“every morning I am thankful that you are not
hundreds of bees swarming
in the form of a person”
Quoted are the opening lines of this poem, and they set off an extended metaphor full of vivid sensory imagery and, despite the fear a swarm of bees might strike in some readers, nothing but tenderness. This piece feels like summer and longing, a never-close-enough feeling perfectly expressed by the truth that not even atoms can ever fully touch.
“Radio Dress” by Jessica MacEachern
“In the jarring feedback there is an uncanny home”
The use of space in this poem reinforces its thoughts on the distortion of information. It’s short and simple, but suggests a task of poetry itself, especially pertinent in our time — that from the “technological chaos”, the poet can translate something living and primal: a heartbeat, animal footsteps. It’s this turn in the final lines, this crisp sonic image, that keeps me coming back to this piece.
“Hotel” by Gabriella R. Tallmadge
from The Boiler
“Each night I drowned under the drumming
of the ocean’s great retelling”
This poem has the rhythm and grand imagery of a wintry myth. It feels like something read aloud, to recite in circles, over and over again. The images are cryptic, yet precise, icons of a moment, and through them the small space of a hotel room becomes expansive, filled with an impossible wilderness.

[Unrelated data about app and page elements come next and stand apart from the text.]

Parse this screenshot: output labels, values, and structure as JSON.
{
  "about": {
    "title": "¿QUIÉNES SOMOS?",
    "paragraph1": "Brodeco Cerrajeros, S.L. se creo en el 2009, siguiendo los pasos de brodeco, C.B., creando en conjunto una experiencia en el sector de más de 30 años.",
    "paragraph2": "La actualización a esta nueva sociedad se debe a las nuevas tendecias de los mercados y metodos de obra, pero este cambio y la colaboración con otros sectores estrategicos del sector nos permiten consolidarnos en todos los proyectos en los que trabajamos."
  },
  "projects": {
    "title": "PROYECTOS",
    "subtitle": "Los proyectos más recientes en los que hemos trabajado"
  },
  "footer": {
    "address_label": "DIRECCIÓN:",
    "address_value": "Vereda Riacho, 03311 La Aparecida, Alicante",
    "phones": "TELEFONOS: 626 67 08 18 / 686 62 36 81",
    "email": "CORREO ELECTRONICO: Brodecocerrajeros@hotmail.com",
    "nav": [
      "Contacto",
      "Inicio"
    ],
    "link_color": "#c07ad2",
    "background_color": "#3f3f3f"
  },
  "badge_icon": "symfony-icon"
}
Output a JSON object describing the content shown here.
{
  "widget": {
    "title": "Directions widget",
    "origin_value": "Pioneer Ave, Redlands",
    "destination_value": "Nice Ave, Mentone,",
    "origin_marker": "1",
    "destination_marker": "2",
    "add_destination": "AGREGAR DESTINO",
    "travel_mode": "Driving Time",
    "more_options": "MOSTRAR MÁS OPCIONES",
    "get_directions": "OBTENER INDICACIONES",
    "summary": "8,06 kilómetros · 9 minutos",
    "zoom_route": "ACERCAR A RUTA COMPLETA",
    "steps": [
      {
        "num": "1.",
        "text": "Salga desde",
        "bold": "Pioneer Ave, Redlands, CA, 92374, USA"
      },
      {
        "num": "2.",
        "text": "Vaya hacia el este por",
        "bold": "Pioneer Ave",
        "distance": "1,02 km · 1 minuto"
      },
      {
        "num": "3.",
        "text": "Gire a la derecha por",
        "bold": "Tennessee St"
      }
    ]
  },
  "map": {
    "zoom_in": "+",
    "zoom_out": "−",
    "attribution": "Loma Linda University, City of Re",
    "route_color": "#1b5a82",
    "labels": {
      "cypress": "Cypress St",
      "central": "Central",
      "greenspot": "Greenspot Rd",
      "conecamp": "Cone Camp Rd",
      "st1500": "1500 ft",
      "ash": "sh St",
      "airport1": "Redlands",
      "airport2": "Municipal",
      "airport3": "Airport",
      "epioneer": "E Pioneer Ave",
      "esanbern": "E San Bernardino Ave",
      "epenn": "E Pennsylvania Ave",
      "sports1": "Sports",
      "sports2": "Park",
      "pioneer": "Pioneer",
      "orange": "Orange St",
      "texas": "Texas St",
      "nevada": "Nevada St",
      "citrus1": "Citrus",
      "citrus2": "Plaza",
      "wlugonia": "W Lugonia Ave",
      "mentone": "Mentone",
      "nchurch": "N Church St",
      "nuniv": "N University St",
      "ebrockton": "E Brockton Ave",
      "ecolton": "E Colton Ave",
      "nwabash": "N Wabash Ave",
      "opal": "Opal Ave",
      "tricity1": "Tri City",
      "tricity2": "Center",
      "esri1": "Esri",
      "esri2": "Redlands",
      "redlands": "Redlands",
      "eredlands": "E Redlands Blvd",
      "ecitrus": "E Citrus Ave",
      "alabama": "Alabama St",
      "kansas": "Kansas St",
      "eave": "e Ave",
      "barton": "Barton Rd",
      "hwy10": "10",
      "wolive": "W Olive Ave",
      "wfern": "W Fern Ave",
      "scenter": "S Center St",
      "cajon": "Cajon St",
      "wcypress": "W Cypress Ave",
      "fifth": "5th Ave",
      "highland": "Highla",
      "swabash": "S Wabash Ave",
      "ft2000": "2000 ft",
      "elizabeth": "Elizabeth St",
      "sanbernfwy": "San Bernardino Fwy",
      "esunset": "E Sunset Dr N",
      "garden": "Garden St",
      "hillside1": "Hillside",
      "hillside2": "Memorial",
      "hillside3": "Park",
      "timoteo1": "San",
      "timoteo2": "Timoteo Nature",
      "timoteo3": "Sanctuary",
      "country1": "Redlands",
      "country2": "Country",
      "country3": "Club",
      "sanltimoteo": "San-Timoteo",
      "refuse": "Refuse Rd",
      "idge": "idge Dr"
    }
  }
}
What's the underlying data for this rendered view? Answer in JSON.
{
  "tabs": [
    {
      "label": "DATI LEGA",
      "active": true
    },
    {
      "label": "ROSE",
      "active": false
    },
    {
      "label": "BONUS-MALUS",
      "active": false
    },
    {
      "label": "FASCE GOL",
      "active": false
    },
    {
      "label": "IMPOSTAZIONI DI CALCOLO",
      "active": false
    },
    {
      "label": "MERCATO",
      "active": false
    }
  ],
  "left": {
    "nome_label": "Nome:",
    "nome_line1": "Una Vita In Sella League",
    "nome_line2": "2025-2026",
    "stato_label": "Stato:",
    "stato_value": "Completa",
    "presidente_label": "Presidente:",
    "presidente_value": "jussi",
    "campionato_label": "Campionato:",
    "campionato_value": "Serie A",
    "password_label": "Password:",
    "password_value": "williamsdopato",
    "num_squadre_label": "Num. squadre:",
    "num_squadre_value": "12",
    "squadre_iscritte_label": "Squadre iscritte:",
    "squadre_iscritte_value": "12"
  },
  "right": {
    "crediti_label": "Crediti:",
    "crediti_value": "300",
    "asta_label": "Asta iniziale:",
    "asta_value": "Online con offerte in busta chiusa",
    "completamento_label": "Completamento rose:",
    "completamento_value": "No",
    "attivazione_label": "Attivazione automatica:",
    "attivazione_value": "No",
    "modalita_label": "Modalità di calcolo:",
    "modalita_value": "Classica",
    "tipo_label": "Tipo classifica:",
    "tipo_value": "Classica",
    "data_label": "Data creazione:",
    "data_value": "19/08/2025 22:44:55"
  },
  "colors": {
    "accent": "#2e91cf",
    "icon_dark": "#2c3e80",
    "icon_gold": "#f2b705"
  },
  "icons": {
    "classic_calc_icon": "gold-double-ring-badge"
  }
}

I had a hard time choosing just one poem from The Boiler Magazine once I started reading, and I would strongly recommend perusing more of Issue 31 — other favourite pieces of mine from the issue are “Hidden Valley” by Alli Cruz, and “Town Under Lake” by Alicia Wright.